The Navy today announced it would begin drafting an environmental impact statement for its proposed demolition and construction of facilities at Pearl Harbor, an extended but necessary process associated with improving the four public shipyards.
The service aims to build a new submarine dry dock and waterfront production facility at Pearl Harbor as part of its Shipyard Infrastructure Optimization Plan, an upgrade the Navy says is necessary for the installation to remain useful to the future submarine fleet.
"Following the phasing out of the Los Angeles Class submarine in 2022, [the current dry dock] would no longer be capable of servicing any active submarines due to size limitations," the Navy wrote in a Sept. 15 notice announcing its intent to prepare an EIS.
The National Environmental Policy Act requires the Pentagon to consider a wide range of effects its construction and operations could have on the environment as well as solicit feedback from local and state governments and the general public.

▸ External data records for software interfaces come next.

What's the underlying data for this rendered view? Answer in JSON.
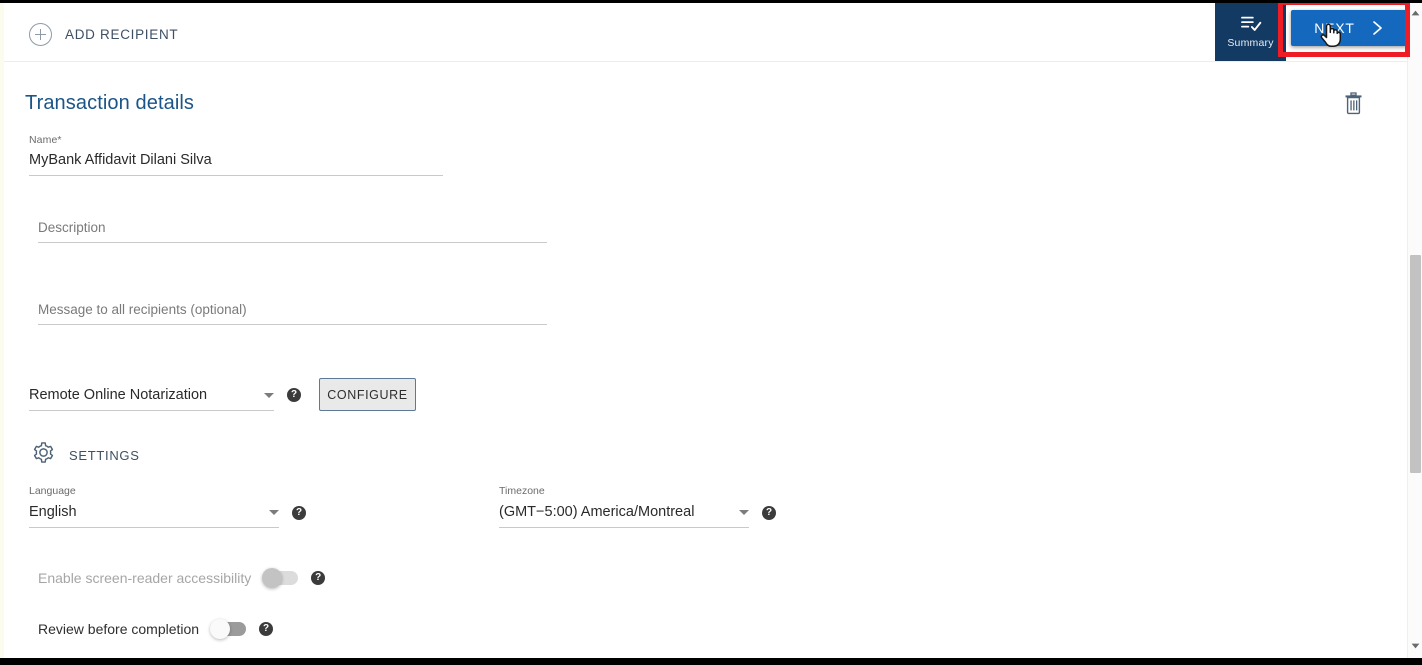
{
  "topbar": {
    "add_recipient_label": "ADD RECIPIENT",
    "add_recipient_icon": "plus-circle-icon",
    "summary_label": "Summary",
    "summary_icon": "list-check-icon",
    "next_label": "NEXT",
    "next_icon": "chevron-right-icon",
    "summary_bg": "#123a63",
    "next_bg": "#1469be"
  },
  "annotation": {
    "highlight_color": "#ee1c25",
    "cursor_icon": "pointing-hand-cursor"
  },
  "form": {
    "section_title": "Transaction details",
    "delete_icon": "trash-icon",
    "name": {
      "label": "Name",
      "required_marker": "*",
      "value": "MyBank Affidavit Dilani Silva"
    },
    "description": {
      "placeholder": "Description",
      "value": ""
    },
    "message": {
      "placeholder": "Message to all recipients (optional)",
      "value": ""
    },
    "notarization": {
      "value": "Remote Online Notarization",
      "help_icon": "help-icon",
      "configure_label": "CONFIGURE"
    }
  },
  "settings": {
    "header_label": "SETTINGS",
    "header_icon": "gear-icon",
    "language": {
      "label": "Language",
      "value": "English",
      "help_icon": "help-icon"
    },
    "timezone": {
      "label": "Timezone",
      "value": "(GMT−5:00) America/Montreal",
      "help_icon": "help-icon"
    },
    "toggles": [
      {
        "label": "Enable screen-reader accessibility",
        "state": "off",
        "disabled": true,
        "help_icon": "help-icon"
      },
      {
        "label": "Review before completion",
        "state": "off",
        "disabled": false,
        "help_icon": "help-icon"
      }
    ]
  },
  "scrollbar": {
    "up_icon": "scroll-up-arrow-icon",
    "down_icon": "scroll-down-arrow-icon"
  }
}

"The Navy is initiating a 32-day public scoping process beginning on September 11, 2020 and extending through October 13, 2020. The purpose of the public scoping process is to identify community interests and to receive comments on the scope of the EIS and the project’s potential to affect historic properties," according to the public notice.
A virtual public meeting will also be held Sept. 29.

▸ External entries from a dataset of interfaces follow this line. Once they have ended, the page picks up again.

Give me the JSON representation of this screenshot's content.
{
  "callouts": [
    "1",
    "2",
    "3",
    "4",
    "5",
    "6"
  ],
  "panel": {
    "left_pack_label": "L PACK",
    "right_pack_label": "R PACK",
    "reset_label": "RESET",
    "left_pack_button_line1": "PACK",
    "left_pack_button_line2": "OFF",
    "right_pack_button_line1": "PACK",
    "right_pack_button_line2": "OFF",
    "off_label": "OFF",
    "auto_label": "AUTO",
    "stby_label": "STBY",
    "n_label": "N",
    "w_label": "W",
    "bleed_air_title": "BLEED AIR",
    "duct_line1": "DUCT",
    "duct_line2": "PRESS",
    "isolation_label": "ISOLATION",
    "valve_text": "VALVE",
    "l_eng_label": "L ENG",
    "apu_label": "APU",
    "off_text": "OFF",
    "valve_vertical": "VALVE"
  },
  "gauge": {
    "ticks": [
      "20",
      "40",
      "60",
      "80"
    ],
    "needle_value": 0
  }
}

As part of the drafting process, the Navy is offering several scenarios in which it constructs a covered or uncovered dry dock, a crane and a waterfront production facility; the alternatives differ in where each facility is placed around the shipyard.
There is also a "no action" alternative in which the current facilities are left standing and the service is unable to maintain its future fleet.